**** DATASET ENTRIES ****

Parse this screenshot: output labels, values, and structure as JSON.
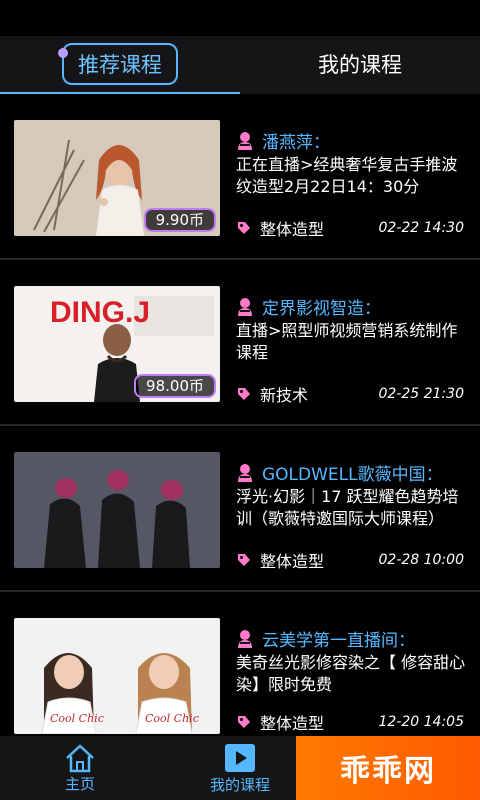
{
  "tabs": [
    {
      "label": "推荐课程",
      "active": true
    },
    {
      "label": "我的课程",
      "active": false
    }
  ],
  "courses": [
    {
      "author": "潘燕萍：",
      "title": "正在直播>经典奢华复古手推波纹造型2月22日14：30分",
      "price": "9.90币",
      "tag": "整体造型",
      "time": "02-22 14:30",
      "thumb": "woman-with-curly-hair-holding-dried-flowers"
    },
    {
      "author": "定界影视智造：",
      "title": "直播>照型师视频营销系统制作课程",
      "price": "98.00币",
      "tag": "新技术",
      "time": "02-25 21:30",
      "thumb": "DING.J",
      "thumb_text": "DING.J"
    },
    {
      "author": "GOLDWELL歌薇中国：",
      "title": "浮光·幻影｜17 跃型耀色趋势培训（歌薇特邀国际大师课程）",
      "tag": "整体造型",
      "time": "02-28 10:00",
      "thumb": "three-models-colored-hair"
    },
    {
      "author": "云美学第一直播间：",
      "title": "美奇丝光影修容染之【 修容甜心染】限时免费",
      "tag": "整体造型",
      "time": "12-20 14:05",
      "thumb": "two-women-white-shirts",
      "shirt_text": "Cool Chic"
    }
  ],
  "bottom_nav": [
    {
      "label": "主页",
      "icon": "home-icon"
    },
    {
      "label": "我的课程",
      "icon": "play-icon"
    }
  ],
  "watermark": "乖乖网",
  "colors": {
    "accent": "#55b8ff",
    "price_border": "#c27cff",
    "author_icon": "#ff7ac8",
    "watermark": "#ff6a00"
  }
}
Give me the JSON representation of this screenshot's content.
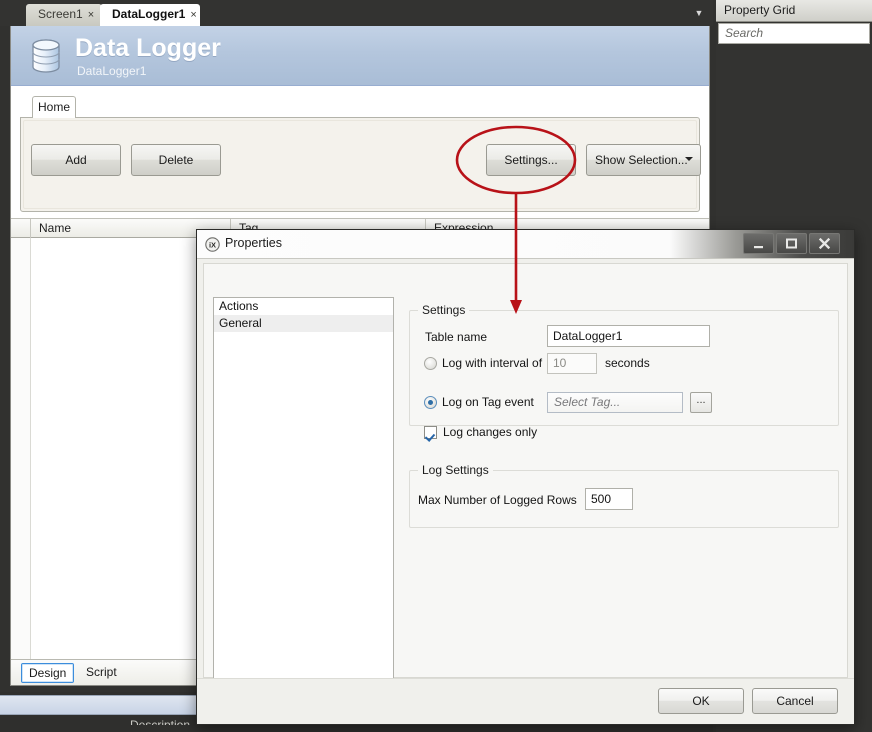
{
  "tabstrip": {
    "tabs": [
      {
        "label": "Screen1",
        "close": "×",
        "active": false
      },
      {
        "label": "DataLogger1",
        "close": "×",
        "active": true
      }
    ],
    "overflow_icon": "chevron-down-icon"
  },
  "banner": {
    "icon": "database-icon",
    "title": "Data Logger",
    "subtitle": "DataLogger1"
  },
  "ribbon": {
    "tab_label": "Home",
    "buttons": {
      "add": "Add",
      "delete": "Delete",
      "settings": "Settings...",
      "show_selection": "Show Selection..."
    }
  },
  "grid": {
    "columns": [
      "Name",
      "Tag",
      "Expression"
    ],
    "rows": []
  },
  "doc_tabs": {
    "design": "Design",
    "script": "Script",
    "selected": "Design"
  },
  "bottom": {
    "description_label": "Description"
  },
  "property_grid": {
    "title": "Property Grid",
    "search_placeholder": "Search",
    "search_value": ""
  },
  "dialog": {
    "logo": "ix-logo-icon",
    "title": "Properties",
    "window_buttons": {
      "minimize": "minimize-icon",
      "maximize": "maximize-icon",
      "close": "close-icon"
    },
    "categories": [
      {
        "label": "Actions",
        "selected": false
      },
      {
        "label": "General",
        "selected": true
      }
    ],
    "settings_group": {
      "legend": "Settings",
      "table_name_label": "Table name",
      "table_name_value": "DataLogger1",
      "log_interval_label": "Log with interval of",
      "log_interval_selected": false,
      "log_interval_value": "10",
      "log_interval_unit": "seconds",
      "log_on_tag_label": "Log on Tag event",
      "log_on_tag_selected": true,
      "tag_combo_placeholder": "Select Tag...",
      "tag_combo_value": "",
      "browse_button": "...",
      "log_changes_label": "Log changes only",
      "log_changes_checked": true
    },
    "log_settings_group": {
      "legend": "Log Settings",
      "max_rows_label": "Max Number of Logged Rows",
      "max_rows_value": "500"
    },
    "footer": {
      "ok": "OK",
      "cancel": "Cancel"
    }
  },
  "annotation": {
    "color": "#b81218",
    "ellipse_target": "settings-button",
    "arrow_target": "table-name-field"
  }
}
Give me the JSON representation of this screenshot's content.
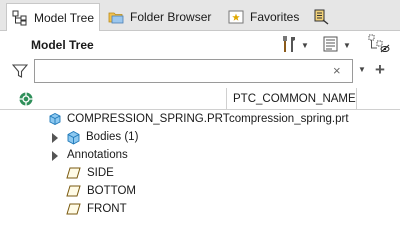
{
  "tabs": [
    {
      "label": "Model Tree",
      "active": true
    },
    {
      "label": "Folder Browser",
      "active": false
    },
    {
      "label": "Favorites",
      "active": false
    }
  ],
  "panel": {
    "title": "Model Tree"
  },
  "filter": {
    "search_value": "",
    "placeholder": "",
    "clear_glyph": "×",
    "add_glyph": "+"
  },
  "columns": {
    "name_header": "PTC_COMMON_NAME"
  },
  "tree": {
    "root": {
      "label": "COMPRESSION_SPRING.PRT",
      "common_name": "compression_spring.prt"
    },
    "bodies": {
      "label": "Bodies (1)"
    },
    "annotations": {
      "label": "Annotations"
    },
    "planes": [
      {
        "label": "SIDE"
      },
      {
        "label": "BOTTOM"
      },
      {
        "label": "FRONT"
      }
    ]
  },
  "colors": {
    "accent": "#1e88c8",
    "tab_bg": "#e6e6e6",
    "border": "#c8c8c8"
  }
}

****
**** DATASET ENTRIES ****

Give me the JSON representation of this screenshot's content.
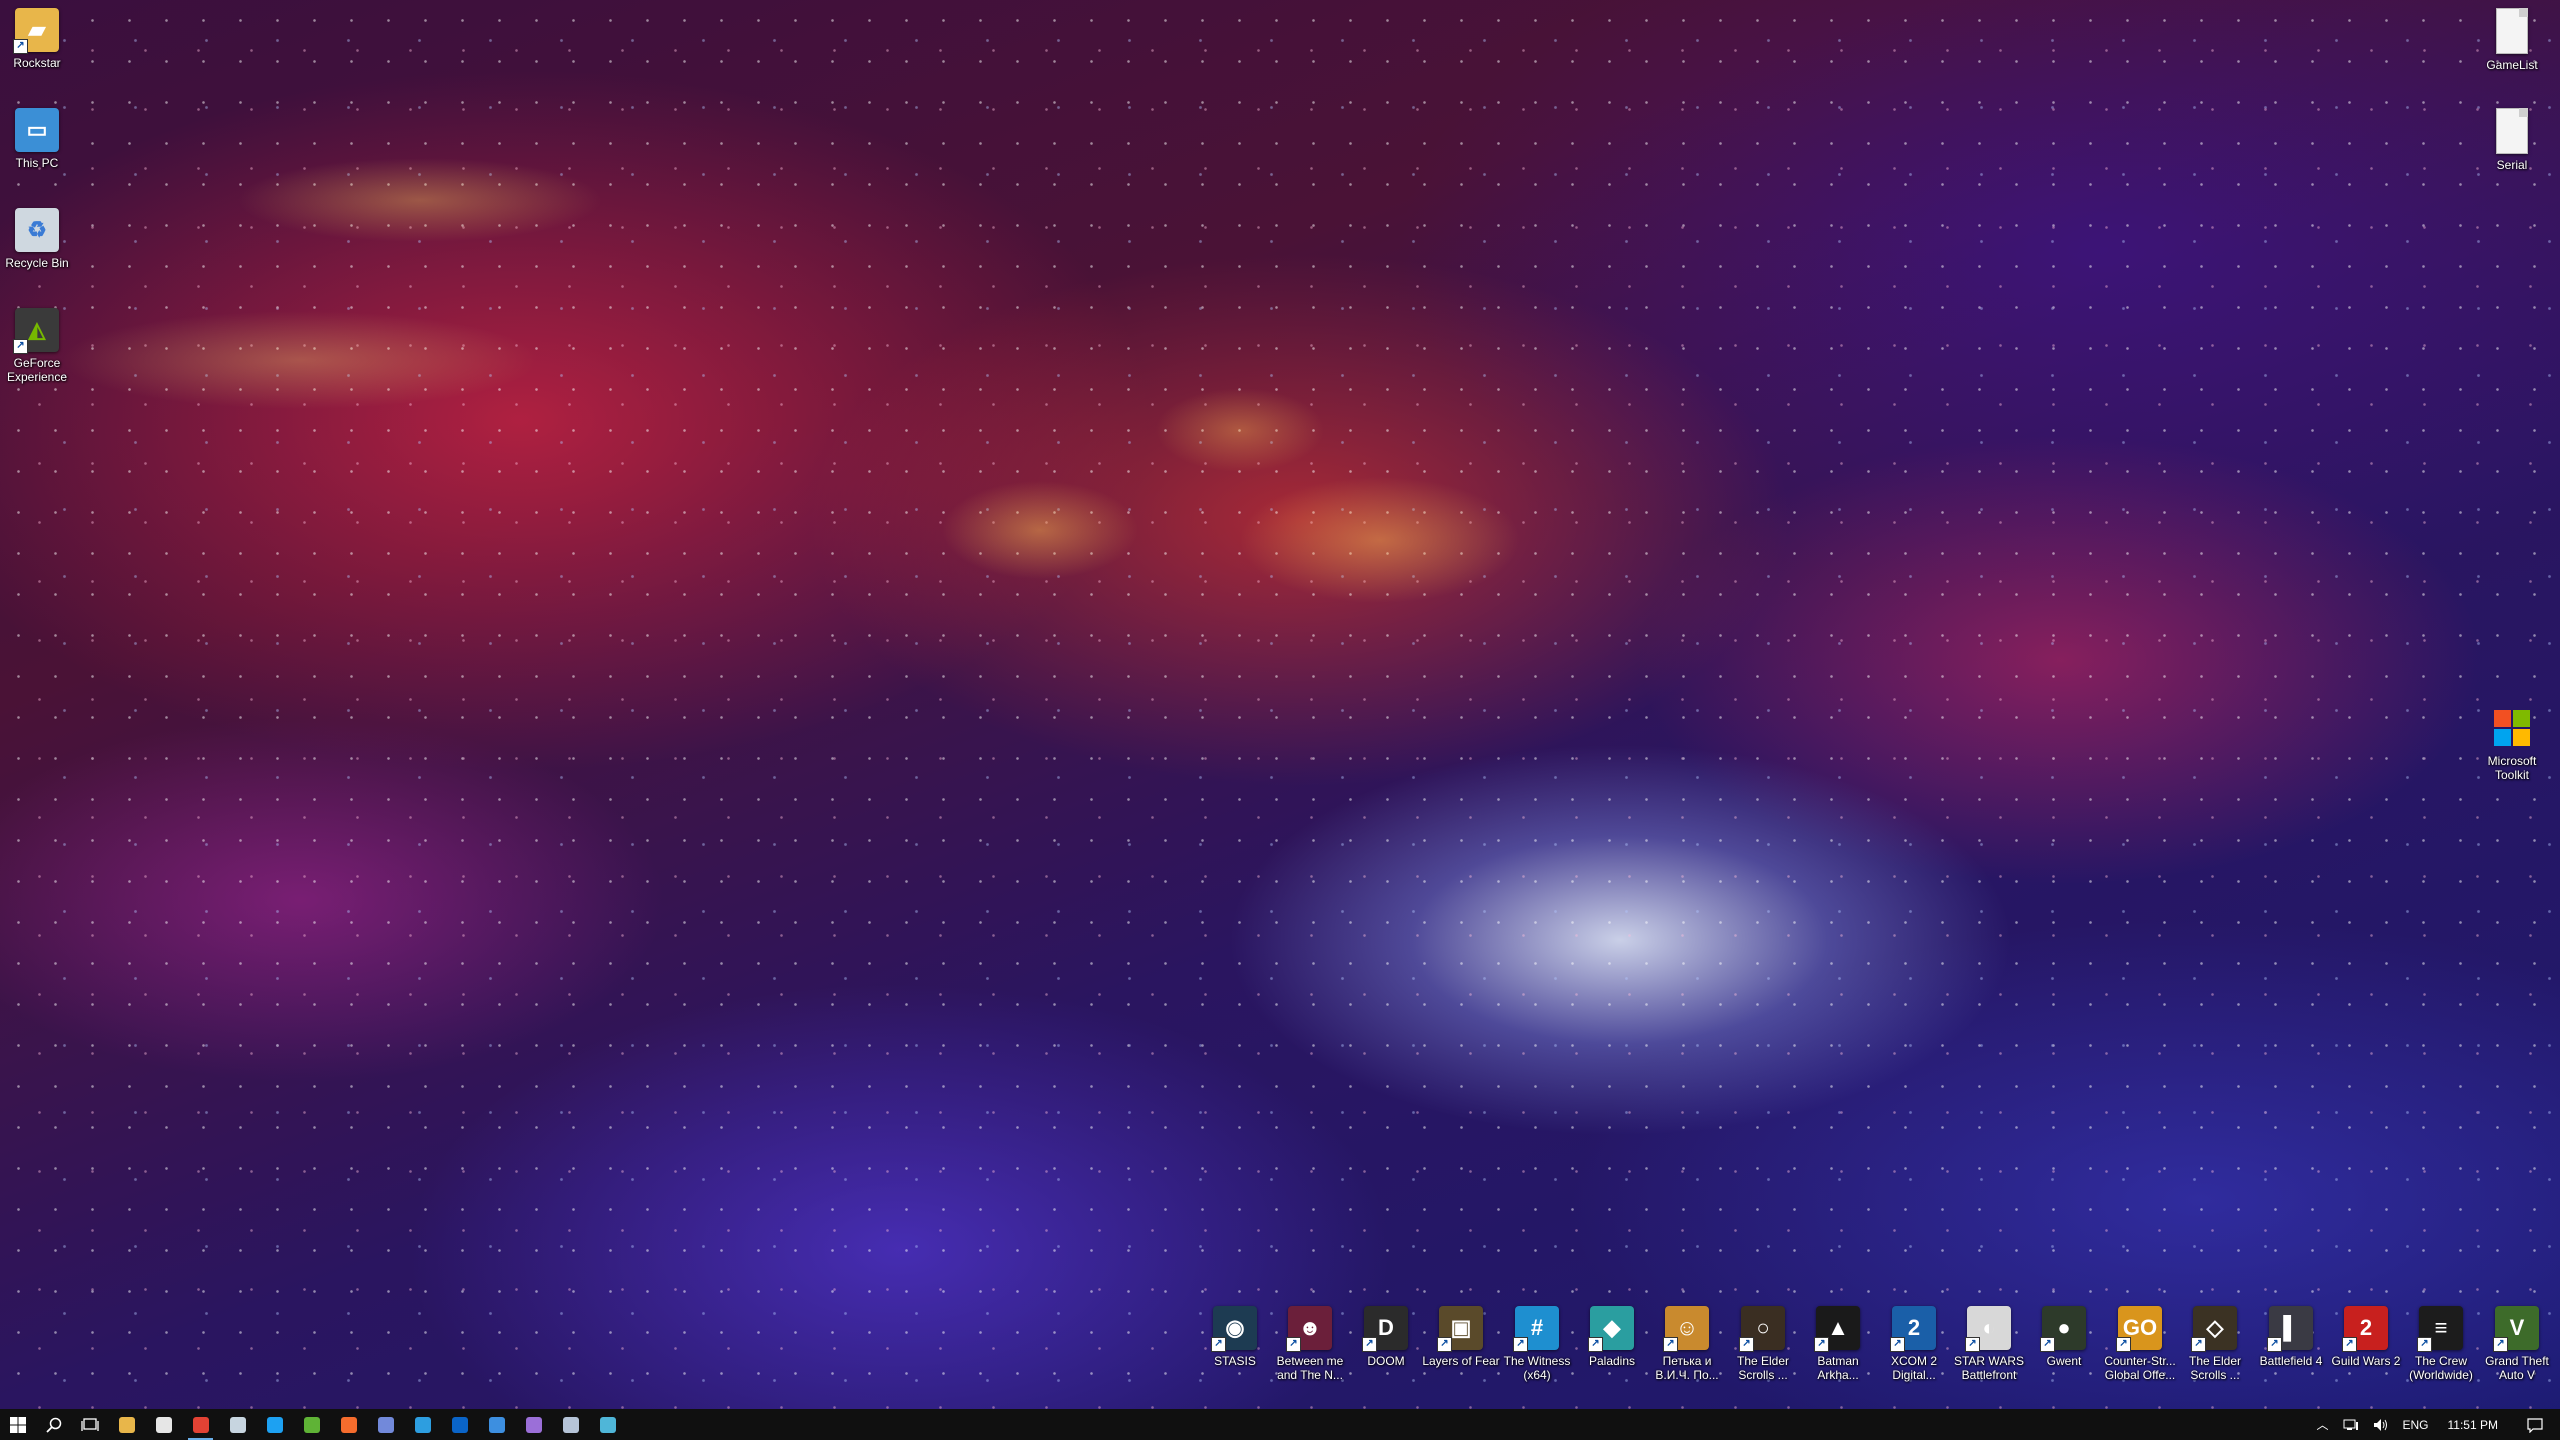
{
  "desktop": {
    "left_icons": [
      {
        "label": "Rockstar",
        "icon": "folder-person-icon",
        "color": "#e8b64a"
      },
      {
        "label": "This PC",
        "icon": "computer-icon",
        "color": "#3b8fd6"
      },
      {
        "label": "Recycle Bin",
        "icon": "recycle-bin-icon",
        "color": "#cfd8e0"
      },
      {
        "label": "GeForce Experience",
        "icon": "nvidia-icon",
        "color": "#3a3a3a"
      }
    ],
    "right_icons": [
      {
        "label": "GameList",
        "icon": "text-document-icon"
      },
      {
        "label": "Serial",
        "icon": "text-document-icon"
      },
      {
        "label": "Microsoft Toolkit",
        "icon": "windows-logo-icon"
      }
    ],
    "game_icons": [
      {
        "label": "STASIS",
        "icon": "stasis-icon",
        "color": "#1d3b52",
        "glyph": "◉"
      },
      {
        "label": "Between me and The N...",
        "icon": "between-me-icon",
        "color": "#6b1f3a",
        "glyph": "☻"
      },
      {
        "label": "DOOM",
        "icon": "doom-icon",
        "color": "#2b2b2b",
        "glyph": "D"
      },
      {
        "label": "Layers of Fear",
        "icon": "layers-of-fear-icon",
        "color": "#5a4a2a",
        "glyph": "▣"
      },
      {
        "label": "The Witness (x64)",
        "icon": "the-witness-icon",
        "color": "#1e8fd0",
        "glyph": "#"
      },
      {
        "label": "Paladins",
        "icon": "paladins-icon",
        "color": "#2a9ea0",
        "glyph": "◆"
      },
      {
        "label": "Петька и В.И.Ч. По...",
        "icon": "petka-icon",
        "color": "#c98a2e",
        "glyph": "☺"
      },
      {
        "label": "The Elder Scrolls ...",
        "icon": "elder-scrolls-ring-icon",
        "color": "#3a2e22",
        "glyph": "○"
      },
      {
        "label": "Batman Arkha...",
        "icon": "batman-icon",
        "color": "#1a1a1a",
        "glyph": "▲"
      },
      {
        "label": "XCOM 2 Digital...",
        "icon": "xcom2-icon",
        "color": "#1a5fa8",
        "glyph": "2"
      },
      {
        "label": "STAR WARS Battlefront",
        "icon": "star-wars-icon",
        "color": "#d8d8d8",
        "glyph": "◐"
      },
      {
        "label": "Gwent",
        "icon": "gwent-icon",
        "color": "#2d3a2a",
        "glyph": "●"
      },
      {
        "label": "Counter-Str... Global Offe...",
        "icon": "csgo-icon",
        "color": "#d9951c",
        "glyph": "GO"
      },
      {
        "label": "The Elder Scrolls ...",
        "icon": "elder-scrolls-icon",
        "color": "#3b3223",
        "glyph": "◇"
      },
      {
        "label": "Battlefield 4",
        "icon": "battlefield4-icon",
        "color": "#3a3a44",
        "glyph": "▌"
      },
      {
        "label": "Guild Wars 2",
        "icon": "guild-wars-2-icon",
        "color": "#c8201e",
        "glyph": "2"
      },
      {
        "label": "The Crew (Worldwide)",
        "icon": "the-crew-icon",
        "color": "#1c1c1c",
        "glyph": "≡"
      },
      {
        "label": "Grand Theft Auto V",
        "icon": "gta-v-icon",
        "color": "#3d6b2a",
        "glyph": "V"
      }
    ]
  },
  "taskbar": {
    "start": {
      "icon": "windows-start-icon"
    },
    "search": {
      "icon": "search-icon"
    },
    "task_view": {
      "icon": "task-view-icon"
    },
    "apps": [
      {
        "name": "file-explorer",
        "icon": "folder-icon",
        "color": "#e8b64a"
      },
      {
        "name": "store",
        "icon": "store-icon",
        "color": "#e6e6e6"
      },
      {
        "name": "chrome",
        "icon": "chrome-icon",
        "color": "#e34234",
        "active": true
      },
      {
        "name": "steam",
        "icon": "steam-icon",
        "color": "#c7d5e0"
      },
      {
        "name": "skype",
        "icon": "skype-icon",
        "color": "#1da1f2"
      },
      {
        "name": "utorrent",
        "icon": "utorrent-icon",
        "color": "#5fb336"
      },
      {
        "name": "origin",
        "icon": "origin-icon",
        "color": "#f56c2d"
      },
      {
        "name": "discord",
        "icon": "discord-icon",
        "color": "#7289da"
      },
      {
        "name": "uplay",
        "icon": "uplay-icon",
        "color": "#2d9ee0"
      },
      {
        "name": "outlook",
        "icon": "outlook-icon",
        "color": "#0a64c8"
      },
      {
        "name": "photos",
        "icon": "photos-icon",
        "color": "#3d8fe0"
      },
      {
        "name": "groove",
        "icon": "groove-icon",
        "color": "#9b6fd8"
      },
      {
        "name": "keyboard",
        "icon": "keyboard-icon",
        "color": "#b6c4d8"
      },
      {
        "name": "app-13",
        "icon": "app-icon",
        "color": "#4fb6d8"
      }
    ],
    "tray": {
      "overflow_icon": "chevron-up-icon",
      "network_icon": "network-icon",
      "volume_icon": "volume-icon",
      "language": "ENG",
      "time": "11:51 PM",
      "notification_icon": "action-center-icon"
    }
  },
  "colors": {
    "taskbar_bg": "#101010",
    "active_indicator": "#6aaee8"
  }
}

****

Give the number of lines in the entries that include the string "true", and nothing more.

▶ ANSWER
7